Social care will require an extra 50 per cent funding to achieve recovery by 2024-25, a report by the Health Foundation has said.
It will also need 627,000 extra social care staff – a 55 per cent growth over the next decade and four times greater than the increases of the past ten years.
Health and social care funding projections 2021 suggests that an additional £9.3 billion will be needed to achieve the £30bn required for recovery in social care. This will enable the sector to meet future demand, improve access to care and pay more for care, leading to higher staff pay.
Just to stabilise – defined as meeting future demand and improve access to care – the sector requires £25.5bn by 2024-25. This is an increase of 25 per cent or £4.8bn.
The analysis assumes no productivity improvements in the sector, nor any additional costs associated with COVID-19 (eg personal protective equipment – PPE).

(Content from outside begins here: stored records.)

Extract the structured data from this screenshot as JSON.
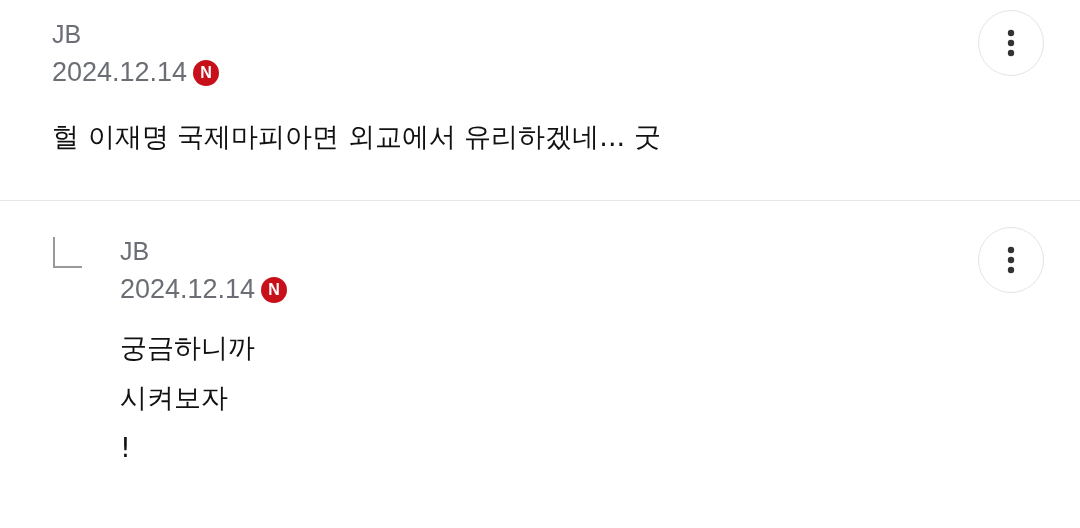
{
  "comments": [
    {
      "author": "JB",
      "date": "2024.12.14",
      "badge": "N",
      "text": "헐 이재명 국제마피아면 외교에서 유리하겠네... 굿",
      "reply": false
    },
    {
      "author": "JB",
      "date": "2024.12.14",
      "badge": "N",
      "text": "궁금하니까\n시켜보자\n!",
      "reply": true
    }
  ]
}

The report says that increases in social care funding need to compare, or exceed, the funding needs of the NHS. It explains: “To some extent [proposed increases] reflect the comparative lack of funding for adult social care the past decade.”

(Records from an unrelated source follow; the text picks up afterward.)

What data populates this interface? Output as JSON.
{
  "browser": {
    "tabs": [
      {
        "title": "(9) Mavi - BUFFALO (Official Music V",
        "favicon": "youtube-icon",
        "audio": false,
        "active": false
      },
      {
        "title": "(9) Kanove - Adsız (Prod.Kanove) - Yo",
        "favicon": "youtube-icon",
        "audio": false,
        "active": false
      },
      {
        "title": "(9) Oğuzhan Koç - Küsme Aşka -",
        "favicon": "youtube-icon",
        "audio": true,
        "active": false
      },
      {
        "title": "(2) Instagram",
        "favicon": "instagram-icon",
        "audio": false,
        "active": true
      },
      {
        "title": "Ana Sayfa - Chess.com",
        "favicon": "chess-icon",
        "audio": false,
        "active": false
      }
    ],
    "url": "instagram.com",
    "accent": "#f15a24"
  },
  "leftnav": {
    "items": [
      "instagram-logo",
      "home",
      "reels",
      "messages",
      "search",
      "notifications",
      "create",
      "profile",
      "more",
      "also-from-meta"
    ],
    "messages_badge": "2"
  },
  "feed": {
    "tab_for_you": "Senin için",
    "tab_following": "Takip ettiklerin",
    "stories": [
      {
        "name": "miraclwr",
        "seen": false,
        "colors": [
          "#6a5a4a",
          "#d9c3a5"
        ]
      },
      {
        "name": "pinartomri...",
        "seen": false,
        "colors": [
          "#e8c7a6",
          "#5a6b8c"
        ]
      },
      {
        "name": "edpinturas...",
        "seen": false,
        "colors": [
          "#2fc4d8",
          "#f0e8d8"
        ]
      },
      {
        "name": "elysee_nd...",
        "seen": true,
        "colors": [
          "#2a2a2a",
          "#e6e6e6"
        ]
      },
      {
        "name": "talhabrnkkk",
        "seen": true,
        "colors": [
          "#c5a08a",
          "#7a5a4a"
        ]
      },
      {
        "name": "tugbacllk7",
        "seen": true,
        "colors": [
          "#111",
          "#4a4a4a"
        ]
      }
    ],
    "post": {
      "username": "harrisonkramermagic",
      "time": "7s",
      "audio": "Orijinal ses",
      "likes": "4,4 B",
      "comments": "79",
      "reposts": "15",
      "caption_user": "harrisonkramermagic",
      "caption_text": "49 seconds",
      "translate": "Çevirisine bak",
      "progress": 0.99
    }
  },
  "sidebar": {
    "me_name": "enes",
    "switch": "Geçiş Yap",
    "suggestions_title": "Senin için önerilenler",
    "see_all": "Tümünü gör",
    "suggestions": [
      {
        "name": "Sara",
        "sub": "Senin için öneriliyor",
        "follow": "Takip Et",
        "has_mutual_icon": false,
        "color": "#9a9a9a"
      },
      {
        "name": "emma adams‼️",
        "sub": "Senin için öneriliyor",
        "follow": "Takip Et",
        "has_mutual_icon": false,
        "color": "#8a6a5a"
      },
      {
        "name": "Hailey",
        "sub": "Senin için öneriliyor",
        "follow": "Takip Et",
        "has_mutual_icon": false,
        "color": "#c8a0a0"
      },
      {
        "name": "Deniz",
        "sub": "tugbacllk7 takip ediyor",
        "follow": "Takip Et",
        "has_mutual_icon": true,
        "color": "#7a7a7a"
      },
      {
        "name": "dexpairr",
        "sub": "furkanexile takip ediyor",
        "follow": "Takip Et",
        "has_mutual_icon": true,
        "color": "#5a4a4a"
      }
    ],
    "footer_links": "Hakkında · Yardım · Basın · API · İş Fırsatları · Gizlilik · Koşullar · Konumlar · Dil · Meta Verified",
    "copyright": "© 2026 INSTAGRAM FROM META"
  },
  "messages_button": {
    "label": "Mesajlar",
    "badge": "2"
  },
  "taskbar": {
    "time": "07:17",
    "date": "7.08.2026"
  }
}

For health care, stabilisation would require average real-terms annual increases of 3.2 per cent with 3.5 per cent for recovery.